Yesterday on Grub Street, Josh Ozersky called Bon Appétit magazine “the most boring” of the food rags, “an ad-packed Nembutal calling to mind the ‘women’s pages’ where newspapers used to publish their party recipes.”
It was his ultimate conclusion, though, that really caught my attention: “Once a magazine is a repository for recipes, it stops being exciting, unless someone figures out a way to attach it to the outside world. Bon Appétit is for people who eat in. No new typeface is going to fix that problem.”
Ozersky’s statement is certainly incendiary–the comments on his post reveal a spark of outrage.
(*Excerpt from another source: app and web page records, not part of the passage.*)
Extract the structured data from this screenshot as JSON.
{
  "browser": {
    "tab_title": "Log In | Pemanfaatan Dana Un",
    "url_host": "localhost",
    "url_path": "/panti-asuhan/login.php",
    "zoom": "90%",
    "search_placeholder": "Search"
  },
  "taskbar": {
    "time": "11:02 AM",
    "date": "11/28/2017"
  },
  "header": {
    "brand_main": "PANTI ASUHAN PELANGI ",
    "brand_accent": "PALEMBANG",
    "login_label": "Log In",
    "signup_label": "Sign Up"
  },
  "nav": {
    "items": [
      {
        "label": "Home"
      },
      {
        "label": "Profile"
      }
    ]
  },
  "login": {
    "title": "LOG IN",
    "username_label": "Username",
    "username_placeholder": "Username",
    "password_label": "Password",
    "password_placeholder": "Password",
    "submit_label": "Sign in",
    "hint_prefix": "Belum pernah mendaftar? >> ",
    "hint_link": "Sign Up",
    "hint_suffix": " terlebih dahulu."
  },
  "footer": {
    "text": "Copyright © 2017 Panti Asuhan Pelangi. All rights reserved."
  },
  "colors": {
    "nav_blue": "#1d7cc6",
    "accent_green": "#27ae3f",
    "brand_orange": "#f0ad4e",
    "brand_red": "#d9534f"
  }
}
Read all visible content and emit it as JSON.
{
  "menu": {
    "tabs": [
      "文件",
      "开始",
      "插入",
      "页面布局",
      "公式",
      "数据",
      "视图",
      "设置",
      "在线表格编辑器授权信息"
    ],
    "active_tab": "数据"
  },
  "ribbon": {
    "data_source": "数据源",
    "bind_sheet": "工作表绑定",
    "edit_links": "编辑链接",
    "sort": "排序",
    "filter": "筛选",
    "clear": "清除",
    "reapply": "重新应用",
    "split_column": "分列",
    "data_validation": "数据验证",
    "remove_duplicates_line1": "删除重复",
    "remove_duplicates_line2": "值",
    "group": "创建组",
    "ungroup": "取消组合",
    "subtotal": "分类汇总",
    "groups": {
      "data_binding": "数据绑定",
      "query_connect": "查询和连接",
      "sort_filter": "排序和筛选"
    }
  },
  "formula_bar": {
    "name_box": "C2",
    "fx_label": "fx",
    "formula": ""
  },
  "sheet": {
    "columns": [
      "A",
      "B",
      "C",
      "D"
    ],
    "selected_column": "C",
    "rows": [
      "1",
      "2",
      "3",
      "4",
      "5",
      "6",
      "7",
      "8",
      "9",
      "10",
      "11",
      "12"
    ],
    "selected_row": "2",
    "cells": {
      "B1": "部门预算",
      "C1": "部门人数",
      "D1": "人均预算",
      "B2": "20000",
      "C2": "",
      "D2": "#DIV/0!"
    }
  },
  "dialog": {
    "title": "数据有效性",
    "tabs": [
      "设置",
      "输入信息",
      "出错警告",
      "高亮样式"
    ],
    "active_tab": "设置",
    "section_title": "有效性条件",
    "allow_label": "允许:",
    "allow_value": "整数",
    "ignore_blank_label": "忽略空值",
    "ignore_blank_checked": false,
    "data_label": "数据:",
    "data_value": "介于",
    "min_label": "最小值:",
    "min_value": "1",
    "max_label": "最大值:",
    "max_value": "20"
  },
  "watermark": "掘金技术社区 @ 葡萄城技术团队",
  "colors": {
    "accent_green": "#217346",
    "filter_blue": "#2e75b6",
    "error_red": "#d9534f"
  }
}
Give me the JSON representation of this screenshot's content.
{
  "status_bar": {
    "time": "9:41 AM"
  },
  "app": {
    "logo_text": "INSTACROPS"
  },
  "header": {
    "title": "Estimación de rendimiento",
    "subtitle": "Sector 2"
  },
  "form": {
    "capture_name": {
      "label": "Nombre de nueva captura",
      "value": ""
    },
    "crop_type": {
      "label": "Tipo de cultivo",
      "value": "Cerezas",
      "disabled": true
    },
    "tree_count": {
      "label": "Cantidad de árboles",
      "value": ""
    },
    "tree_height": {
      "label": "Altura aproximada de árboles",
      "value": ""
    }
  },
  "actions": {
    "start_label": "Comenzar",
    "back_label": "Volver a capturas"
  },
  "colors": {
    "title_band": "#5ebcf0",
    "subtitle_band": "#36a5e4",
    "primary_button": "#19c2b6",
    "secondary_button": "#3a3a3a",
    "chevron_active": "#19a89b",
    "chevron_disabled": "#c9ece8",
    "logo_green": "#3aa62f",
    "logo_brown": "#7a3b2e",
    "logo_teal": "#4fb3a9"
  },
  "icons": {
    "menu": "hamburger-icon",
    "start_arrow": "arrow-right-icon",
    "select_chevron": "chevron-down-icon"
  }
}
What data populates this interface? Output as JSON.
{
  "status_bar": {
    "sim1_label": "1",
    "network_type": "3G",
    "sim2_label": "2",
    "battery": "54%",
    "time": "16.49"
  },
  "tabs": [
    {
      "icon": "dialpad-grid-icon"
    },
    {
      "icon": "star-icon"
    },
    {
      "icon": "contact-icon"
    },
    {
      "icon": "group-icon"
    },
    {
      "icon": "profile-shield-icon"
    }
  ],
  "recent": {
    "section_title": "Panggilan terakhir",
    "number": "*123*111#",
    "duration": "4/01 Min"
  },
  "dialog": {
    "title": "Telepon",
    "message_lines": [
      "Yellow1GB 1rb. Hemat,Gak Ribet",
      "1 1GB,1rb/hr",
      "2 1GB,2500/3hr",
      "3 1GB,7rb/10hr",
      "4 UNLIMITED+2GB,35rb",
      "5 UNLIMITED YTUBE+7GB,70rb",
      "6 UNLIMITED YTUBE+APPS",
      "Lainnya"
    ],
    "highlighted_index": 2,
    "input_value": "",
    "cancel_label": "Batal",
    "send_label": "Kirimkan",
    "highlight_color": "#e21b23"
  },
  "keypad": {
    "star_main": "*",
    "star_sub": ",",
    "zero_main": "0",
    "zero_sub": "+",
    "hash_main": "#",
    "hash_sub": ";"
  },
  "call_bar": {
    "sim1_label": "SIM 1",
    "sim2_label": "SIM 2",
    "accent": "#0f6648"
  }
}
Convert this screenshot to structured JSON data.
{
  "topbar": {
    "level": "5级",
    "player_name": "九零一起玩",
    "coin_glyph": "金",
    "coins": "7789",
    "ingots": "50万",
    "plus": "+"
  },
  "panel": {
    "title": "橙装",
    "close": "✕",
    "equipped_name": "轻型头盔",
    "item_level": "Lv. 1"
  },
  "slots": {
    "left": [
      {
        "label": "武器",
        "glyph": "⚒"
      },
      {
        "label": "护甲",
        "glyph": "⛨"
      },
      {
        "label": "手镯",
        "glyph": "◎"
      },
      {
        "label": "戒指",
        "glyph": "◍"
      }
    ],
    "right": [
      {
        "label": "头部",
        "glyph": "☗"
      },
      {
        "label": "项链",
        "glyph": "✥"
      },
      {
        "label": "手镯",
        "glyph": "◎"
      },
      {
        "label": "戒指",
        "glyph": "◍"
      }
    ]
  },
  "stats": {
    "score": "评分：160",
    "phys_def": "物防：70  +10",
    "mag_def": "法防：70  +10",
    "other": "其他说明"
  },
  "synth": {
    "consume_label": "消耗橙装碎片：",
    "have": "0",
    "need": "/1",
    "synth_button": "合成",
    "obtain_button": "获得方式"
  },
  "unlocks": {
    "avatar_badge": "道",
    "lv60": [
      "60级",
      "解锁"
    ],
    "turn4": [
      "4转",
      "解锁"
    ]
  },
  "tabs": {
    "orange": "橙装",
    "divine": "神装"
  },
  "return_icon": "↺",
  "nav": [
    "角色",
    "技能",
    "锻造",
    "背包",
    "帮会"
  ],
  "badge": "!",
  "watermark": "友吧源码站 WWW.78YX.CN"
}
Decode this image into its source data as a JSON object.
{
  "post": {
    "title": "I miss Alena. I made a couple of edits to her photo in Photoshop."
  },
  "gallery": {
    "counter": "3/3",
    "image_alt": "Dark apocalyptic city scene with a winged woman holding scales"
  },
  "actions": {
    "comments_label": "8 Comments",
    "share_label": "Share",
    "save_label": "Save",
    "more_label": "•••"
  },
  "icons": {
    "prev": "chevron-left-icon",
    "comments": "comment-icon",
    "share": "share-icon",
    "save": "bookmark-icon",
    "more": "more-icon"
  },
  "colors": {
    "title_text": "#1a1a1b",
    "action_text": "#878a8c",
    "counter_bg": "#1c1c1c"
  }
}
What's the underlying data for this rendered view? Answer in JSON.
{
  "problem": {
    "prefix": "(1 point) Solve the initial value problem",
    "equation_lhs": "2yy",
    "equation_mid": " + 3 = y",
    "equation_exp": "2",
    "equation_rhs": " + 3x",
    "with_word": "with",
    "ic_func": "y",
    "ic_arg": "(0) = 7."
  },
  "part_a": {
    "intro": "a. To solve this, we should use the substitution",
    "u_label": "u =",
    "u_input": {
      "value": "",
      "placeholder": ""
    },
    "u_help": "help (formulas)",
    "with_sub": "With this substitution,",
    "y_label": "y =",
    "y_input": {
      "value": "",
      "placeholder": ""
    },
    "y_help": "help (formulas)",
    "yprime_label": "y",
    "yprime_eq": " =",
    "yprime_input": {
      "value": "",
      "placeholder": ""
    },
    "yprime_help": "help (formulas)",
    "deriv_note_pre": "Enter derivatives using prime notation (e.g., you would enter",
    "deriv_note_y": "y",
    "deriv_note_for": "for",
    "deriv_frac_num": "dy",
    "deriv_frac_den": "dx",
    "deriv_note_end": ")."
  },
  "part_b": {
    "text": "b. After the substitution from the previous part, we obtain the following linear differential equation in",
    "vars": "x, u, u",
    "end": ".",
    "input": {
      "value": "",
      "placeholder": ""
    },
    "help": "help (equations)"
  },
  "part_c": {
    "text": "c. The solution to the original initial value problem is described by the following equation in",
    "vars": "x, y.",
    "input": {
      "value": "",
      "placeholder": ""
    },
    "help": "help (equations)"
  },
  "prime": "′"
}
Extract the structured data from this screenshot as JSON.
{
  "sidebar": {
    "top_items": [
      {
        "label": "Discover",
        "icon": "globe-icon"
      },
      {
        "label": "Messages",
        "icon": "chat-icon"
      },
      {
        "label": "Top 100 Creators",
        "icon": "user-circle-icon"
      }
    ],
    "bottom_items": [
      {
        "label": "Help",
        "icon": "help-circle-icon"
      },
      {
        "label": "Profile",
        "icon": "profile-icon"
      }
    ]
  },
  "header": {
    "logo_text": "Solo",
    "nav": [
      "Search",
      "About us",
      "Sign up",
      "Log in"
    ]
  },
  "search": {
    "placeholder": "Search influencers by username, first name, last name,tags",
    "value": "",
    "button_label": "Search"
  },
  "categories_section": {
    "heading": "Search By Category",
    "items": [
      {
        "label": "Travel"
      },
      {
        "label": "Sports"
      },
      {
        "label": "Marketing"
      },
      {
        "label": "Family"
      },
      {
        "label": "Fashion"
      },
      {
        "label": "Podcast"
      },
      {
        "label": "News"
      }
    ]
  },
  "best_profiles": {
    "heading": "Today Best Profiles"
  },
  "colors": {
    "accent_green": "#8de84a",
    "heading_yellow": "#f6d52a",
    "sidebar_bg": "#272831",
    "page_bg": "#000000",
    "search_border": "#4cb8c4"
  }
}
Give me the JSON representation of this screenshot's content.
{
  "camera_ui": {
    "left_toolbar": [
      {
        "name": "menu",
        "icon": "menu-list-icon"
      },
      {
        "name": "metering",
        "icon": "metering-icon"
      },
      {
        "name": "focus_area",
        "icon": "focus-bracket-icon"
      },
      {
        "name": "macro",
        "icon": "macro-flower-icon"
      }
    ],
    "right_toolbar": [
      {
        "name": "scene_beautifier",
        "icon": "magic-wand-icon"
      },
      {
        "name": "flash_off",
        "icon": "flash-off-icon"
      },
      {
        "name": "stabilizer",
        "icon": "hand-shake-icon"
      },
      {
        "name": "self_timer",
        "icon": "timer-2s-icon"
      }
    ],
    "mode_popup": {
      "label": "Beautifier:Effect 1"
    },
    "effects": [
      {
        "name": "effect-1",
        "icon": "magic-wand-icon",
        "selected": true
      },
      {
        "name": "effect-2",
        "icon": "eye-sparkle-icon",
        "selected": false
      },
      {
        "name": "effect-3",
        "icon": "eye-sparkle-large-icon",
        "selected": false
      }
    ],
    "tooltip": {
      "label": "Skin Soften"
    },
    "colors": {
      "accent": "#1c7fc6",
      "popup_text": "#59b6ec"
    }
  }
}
Personally, I see some truth to what he’s saying: cooking at home isn’t as exciting as going out. Sure, there’s the excitement of “oh, I almost burnt my house down” but you’re not engaged with the outside world the way you are when you wait two hours in the cold for your table at The Spotted Pig. I rarely spot celebrities at my kitchen table, but today at Brooklyn Fish Camp I saw Maggie Gyllenhaal eating with her mother. At home, you can sink into complacency–why sit at the table when you can eat in front of the TV? Out to dine, you’re on your game: chatting with the host, charming the waitress, discussing the dessert options with the next table. I get why going out is exciting.
And yet it’s not nearly as rewarding as cooking at home. Given a choice–home cooked meals forever, or only dinner out–I’d absolutely choose the former. There’s nothing that beats the joy of removing a slow braised pork shoulder from the oven while your friends await it, forks aloft (even if there’s melted plastic in it). Home cooked food at its best is infinitely more intimate, infinitely more loving than anything you can get at a restaurant and that’s as it should be: at the end of the day restaurants are businesses, they want your money. A home cook, on the other hand, just wants to make you happy.
And that’s why the recipe blogs I read, which comprise 90% of the food blogs out there, feel so sunny and warm and why the restaurant industry blogs that I read often feel so hostile and snarky. These are two worlds: the world of eating in, and the world of eating out. These worlds aren’t mutually exclusive and I certainly straddle both. But as my blog moves away from restaurant reviews and focuses more on cooking, it’s grown less exciting, sure, but it’s also grown more happy. I used to get the nastiest comments when I reviewed restaurants, now that I don’t the comments are almost entirely positive and constructive. And that’s a key word, “constructive”: cooking is a constructive act, eating out is passive. It’s easier to be reactive than proactive and that’s why, I think, food industry blogs are so sensational whereas home cooking blogs are often more honest, feeling, thoughtful and, ultimately, more human.
Which isn’t to say that industry blogs aren’t fun (double negative!). I love me the snark, I love me the gossip the same way that I love sneaking a peek at the People and the Us Weekly at the checkout. I simply wanted to offer a retort to Ozersky’s dig at “people who eat in.” You may not find us in the glossy pages of New York Magazine, but you will find us at our kitchen table, laughing with friends, and digging into a slice of homemade apple pie. I don’t know where you’d rather be, but I know where I’ll be tomorrow night.
I’ll get my recipe from “Bon Appétit.”